* _ABOUT THIS TASK_: Please retype all the records below exactly as they read.

* _Recorded data_:

<<<<

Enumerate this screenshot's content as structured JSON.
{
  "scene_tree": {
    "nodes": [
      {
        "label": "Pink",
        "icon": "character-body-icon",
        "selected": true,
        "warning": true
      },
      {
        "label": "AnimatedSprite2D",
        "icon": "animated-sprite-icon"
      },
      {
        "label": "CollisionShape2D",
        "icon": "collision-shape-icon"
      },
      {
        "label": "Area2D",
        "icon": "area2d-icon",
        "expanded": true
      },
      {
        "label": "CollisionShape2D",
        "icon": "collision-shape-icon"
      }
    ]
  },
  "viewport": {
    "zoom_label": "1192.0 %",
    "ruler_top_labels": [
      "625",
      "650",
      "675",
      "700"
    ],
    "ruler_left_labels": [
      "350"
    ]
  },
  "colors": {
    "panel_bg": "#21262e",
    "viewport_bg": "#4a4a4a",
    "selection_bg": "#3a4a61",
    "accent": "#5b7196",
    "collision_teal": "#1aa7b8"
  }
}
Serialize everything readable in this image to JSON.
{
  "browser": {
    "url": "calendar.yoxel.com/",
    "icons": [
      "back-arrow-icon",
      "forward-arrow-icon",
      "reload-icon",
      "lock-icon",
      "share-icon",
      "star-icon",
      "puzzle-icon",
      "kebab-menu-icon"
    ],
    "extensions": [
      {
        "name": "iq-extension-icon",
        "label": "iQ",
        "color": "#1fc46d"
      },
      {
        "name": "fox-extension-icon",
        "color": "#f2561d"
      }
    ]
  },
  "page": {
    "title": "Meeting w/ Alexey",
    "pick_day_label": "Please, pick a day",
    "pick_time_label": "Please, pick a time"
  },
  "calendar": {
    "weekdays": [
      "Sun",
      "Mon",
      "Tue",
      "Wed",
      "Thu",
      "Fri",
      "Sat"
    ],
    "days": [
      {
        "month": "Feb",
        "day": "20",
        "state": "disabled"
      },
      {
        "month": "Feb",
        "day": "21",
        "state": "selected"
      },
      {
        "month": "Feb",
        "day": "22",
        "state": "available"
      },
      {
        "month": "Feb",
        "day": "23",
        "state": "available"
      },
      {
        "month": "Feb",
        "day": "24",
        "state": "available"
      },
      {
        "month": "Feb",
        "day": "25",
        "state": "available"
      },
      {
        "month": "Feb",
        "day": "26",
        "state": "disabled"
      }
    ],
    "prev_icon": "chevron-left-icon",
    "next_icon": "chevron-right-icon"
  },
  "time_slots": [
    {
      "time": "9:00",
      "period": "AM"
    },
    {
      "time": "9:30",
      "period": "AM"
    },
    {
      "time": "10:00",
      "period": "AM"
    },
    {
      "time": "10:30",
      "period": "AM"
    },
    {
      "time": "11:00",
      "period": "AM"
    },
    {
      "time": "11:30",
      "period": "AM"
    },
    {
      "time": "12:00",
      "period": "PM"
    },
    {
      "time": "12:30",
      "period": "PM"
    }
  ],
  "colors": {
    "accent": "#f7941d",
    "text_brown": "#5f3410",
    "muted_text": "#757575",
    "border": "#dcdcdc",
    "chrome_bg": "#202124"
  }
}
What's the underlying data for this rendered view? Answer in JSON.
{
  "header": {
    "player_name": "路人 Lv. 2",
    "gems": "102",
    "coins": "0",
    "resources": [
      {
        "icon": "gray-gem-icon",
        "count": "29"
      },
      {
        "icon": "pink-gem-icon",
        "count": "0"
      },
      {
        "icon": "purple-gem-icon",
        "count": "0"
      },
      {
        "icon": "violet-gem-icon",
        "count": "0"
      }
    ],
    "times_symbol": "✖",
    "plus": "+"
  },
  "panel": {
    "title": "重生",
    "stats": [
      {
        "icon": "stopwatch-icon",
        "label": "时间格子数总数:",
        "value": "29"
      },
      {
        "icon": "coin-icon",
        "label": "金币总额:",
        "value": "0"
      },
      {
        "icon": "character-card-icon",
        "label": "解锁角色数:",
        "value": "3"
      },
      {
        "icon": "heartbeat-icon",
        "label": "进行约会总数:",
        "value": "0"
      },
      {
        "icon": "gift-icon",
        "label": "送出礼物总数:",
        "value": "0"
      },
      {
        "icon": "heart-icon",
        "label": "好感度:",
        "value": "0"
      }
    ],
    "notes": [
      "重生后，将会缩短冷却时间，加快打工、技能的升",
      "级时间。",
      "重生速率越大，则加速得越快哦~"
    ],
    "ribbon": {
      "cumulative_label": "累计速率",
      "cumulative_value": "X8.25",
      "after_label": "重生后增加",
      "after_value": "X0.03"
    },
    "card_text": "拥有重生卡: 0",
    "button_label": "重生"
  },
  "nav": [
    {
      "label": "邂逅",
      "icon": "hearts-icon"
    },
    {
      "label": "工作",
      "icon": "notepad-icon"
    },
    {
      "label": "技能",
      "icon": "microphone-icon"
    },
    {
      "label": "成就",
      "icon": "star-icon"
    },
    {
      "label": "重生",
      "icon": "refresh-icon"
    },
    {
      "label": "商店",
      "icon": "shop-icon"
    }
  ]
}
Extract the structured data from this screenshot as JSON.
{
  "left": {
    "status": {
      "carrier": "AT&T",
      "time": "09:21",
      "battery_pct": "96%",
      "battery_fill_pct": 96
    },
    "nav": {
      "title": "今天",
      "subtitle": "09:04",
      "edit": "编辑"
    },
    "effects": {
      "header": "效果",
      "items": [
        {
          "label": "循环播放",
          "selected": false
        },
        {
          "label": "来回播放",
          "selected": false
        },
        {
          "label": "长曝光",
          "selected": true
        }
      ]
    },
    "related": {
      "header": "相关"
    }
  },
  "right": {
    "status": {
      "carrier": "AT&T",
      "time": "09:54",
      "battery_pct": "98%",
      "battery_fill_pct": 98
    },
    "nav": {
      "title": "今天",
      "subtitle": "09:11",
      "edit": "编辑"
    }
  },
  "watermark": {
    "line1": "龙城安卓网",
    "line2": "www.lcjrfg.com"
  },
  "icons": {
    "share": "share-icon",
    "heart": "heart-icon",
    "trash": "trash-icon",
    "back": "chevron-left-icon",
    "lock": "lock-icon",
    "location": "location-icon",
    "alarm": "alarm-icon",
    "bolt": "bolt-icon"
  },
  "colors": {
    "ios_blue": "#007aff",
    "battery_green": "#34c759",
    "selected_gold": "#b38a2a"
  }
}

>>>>

* _ANSWER FOR THE TASK_:
Enumerate this screenshot's content as structured JSON.
{
  "scene_tree": {
    "nodes": [
      {
        "label": "Pink",
        "icon": "character-body-icon",
        "selected": true,
        "warning": true
      },
      {
        "label": "AnimatedSprite2D",
        "icon": "animated-sprite-icon"
      },
      {
        "label": "CollisionShape2D",
        "icon": "collision-shape-icon"
      },
      {
        "label": "Area2D",
        "icon": "area2d-icon",
        "expanded": true
      },
      {
        "label": "CollisionShape2D",
        "icon": "collision-shape-icon"
      }
    ]
  },
  "viewport": {
    "zoom_label": "1192.0 %",
    "ruler_top_labels": [
      "625",
      "650",
      "675",
      "700"
    ],
    "ruler_left_labels": [
      "350"
    ]
  },
  "colors": {
    "panel_bg": "#21262e",
    "viewport_bg": "#4a4a4a",
    "selection_bg": "#3a4a61",
    "accent": "#5b7196",
    "collision_teal": "#1aa7b8"
  }
}
Serialize everything readable in this image to JSON.
{
  "browser": {
    "url": "calendar.yoxel.com/",
    "icons": [
      "back-arrow-icon",
      "forward-arrow-icon",
      "reload-icon",
      "lock-icon",
      "share-icon",
      "star-icon",
      "puzzle-icon",
      "kebab-menu-icon"
    ],
    "extensions": [
      {
        "name": "iq-extension-icon",
        "label": "iQ",
        "color": "#1fc46d"
      },
      {
        "name": "fox-extension-icon",
        "color": "#f2561d"
      }
    ]
  },
  "page": {
    "title": "Meeting w/ Alexey",
    "pick_day_label": "Please, pick a day",
    "pick_time_label": "Please, pick a time"
  },
  "calendar": {
    "weekdays": [
      "Sun",
      "Mon",
      "Tue",
      "Wed",
      "Thu",
      "Fri",
      "Sat"
    ],
    "days": [
      {
        "month": "Feb",
        "day": "20",
        "state": "disabled"
      },
      {
        "month": "Feb",
        "day": "21",
        "state": "selected"
      },
      {
        "month": "Feb",
        "day": "22",
        "state": "available"
      },
      {
        "month": "Feb",
        "day": "23",
        "state": "available"
      },
      {
        "month": "Feb",
        "day": "24",
        "state": "available"
      },
      {
        "month": "Feb",
        "day": "25",
        "state": "available"
      },
      {
        "month": "Feb",
        "day": "26",
        "state": "disabled"
      }
    ],
    "prev_icon": "chevron-left-icon",
    "next_icon": "chevron-right-icon"
  },
  "time_slots": [
    {
      "time": "9:00",
      "period": "AM"
    },
    {
      "time": "9:30",
      "period": "AM"
    },
    {
      "time": "10:00",
      "period": "AM"
    },
    {
      "time": "10:30",
      "period": "AM"
    },
    {
      "time": "11:00",
      "period": "AM"
    },
    {
      "time": "11:30",
      "period": "AM"
    },
    {
      "time": "12:00",
      "period": "PM"
    },
    {
      "time": "12:30",
      "period": "PM"
    }
  ],
  "colors": {
    "accent": "#f7941d",
    "text_brown": "#5f3410",
    "muted_text": "#757575",
    "border": "#dcdcdc",
    "chrome_bg": "#202124"
  }
}
What's the underlying data for this rendered view? Answer in JSON.
{
  "header": {
    "player_name": "路人 Lv. 2",
    "gems": "102",
    "coins": "0",
    "resources": [
      {
        "icon": "gray-gem-icon",
        "count": "29"
      },
      {
        "icon": "pink-gem-icon",
        "count": "0"
      },
      {
        "icon": "purple-gem-icon",
        "count": "0"
      },
      {
        "icon": "violet-gem-icon",
        "count": "0"
      }
    ],
    "times_symbol": "✖",
    "plus": "+"
  },
  "panel": {
    "title": "重生",
    "stats": [
      {
        "icon": "stopwatch-icon",
        "label": "时间格子数总数:",
        "value": "29"
      },
      {
        "icon": "coin-icon",
        "label": "金币总额:",
        "value": "0"
      },
      {
        "icon": "character-card-icon",
        "label": "解锁角色数:",
        "value": "3"
      },
      {
        "icon": "heartbeat-icon",
        "label": "进行约会总数:",
        "value": "0"
      },
      {
        "icon": "gift-icon",
        "label": "送出礼物总数:",
        "value": "0"
      },
      {
        "icon": "heart-icon",
        "label": "好感度:",
        "value": "0"
      }
    ],
    "notes": [
      "重生后，将会缩短冷却时间，加快打工、技能的升",
      "级时间。",
      "重生速率越大，则加速得越快哦~"
    ],
    "ribbon": {
      "cumulative_label": "累计速率",
      "cumulative_value": "X8.25",
      "after_label": "重生后增加",
      "after_value": "X0.03"
    },
    "card_text": "拥有重生卡: 0",
    "button_label": "重生"
  },
  "nav": [
    {
      "label": "邂逅",
      "icon": "hearts-icon"
    },
    {
      "label": "工作",
      "icon": "notepad-icon"
    },
    {
      "label": "技能",
      "icon": "microphone-icon"
    },
    {
      "label": "成就",
      "icon": "star-icon"
    },
    {
      "label": "重生",
      "icon": "refresh-icon"
    },
    {
      "label": "商店",
      "icon": "shop-icon"
    }
  ]
}
Extract the structured data from this screenshot as JSON.
{
  "left": {
    "status": {
      "carrier": "AT&T",
      "time": "09:21",
      "battery_pct": "96%",
      "battery_fill_pct": 96
    },
    "nav": {
      "title": "今天",
      "subtitle": "09:04",
      "edit": "编辑"
    },
    "effects": {
      "header": "效果",
      "items": [
        {
          "label": "循环播放",
          "selected": false
        },
        {
          "label": "来回播放",
          "selected": false
        },
        {
          "label": "长曝光",
          "selected": true
        }
      ]
    },
    "related": {
      "header": "相关"
    }
  },
  "right": {
    "status": {
      "carrier": "AT&T",
      "time": "09:54",
      "battery_pct": "98%",
      "battery_fill_pct": 98
    },
    "nav": {
      "title": "今天",
      "subtitle": "09:11",
      "edit": "编辑"
    }
  },
  "watermark": {
    "line1": "龙城安卓网",
    "line2": "www.lcjrfg.com"
  },
  "icons": {
    "share": "share-icon",
    "heart": "heart-icon",
    "trash": "trash-icon",
    "back": "chevron-left-icon",
    "lock": "lock-icon",
    "location": "location-icon",
    "alarm": "alarm-icon",
    "bolt": "bolt-icon"
  },
  "colors": {
    "ios_blue": "#007aff",
    "battery_green": "#34c759",
    "selected_gold": "#b38a2a"
  }
}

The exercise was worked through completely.